Meadows at Arcadia

Bobolink in a meadow
© Phil Doyle

The Arcadia Meadows are divided into two sections: the Manhan Meadows north of Ned’s Ditch and the Rookery, and Pynchon Meadows south of Ned’s Ditch and the Rookery.

A major focus of Arcadia’s ecological management program has been the establishment and maintenance of open cover types, together covering nearly 200 acres. These areas consist of native and non-native grasslands, forb-dominated weedlands, and agricultural lands.

Mountain View Farm leases 61 acres for agricultural use. Crops grown in the leased fields have included hay, corn, potatoes, various squashes, cucumbers, various mustard-family vegetables, and others. In some cases, row crop cultivation (due to the timing of cultivation, the crop produced, cover planting, or other factors) has provided cover and breeding or stopover habitat for some species of migratory songbirds.

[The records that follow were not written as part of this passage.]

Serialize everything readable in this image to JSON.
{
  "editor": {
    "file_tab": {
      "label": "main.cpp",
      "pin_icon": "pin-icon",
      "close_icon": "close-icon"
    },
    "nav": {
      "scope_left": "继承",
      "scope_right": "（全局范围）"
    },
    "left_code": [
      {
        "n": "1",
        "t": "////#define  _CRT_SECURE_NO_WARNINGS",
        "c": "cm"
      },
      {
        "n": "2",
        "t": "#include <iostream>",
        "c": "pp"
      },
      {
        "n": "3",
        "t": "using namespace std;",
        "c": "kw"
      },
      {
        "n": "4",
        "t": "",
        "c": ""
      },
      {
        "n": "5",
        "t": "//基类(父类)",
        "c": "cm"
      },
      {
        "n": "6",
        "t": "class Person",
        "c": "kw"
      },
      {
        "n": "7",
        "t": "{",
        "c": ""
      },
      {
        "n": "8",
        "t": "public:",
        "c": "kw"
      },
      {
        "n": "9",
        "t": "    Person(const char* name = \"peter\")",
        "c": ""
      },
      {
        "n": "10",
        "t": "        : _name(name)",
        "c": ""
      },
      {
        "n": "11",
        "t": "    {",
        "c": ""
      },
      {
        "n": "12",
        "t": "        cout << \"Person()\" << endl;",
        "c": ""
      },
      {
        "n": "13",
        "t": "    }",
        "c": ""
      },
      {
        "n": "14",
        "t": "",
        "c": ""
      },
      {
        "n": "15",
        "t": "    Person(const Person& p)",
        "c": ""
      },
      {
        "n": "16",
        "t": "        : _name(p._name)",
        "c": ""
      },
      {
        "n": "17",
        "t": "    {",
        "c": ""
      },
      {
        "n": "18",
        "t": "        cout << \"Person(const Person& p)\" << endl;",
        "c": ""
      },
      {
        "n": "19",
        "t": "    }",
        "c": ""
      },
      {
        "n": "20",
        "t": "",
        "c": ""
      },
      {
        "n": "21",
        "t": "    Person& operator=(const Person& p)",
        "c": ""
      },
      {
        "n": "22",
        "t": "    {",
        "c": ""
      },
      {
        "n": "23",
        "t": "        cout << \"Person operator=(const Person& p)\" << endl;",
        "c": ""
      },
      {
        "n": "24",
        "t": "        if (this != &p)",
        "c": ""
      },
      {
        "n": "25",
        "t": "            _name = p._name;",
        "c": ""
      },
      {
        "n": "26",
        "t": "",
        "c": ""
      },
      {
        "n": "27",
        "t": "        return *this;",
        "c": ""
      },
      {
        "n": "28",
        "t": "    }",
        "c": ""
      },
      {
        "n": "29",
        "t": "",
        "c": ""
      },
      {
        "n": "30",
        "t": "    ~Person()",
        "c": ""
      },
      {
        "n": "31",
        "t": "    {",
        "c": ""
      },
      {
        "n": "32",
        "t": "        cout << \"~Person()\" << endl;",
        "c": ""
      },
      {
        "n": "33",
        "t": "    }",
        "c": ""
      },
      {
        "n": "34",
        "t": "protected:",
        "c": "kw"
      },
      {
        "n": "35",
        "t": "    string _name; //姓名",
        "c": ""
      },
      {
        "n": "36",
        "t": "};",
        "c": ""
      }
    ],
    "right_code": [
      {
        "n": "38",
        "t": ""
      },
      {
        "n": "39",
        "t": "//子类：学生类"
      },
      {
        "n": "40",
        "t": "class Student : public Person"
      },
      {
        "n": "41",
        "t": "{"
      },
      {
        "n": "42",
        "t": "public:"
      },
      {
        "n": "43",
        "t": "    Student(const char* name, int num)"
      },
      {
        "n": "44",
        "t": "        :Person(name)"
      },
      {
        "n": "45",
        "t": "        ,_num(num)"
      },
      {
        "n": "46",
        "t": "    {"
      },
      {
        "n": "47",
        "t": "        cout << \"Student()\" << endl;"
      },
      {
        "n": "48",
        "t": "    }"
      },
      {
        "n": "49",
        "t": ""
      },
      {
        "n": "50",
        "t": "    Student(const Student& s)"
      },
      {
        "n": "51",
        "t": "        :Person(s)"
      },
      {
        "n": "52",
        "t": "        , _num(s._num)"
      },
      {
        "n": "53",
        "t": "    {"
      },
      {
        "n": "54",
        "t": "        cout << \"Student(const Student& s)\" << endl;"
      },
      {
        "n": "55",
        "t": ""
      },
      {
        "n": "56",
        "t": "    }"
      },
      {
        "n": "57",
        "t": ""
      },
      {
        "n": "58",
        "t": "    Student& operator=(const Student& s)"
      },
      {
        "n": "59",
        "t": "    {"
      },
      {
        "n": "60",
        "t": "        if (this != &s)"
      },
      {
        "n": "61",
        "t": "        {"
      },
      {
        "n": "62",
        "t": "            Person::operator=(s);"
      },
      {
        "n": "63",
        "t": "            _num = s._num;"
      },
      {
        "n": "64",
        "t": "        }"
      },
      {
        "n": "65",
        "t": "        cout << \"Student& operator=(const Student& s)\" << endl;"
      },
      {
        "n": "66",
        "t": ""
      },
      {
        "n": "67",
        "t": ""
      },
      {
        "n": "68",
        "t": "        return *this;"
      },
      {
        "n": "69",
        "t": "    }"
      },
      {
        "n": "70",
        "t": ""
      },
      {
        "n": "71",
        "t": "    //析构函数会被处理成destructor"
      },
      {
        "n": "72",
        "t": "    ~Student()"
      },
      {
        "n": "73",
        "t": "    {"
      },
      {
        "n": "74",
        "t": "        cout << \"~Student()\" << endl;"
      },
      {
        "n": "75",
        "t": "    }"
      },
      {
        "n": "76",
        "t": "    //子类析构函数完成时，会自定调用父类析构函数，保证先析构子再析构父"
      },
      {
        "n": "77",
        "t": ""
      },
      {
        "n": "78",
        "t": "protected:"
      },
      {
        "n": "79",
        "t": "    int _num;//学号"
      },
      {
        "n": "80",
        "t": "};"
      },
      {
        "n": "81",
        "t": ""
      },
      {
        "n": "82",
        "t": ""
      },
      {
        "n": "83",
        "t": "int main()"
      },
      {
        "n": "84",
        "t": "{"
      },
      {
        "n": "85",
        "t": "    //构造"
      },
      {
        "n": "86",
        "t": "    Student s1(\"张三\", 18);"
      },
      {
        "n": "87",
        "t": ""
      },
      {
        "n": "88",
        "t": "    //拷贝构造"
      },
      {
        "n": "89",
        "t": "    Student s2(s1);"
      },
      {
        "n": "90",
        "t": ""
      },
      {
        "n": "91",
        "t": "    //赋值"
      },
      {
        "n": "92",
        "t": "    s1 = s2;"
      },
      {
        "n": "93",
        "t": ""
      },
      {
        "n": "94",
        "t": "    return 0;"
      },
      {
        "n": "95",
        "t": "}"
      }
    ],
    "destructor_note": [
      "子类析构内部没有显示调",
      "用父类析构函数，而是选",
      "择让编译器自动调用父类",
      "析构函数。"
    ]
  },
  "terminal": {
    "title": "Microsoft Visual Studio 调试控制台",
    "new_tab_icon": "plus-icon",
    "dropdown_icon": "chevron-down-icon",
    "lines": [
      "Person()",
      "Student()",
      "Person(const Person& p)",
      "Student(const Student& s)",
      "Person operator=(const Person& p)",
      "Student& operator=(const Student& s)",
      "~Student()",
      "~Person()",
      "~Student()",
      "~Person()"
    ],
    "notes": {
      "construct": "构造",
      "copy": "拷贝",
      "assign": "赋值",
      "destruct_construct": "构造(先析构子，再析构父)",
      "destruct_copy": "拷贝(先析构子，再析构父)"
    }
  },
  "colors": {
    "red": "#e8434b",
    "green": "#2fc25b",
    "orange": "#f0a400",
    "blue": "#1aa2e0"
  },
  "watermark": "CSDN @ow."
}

Grass and Plant Species

Grass species in the non-cultivated area of the meadows include big bluestem, Canada wild rye, timothy, switchgrass, Indian grass, orchard grass, Kentucky bluegrass, smooth brome, quack grass, yellow foxtail, and deer-tongue, among others.

Portions of the meadows, known as weedlands, include more forb species (herbaceous flowering plants that are not grasses, sedges or rushes). Common forbs include giant ragweed, common evening primrose, common milkweed, Canada thistle, Queen Anne's lace, bedstraw, sensitive fern, fleabanes, and a variety of goldenrods, including tall, early, and rough goldenrod.

Birds and Meadows

This open land provides important habitat to many bird species such as eastern bluebird, bobolink, American kestrel and many others. Birds relying on grassland habitat, which makes up most of the Arcadia Meadows, have declined more in the past 30 years than birds relying on any other habitat type. Learn More in 'State of the Birds' >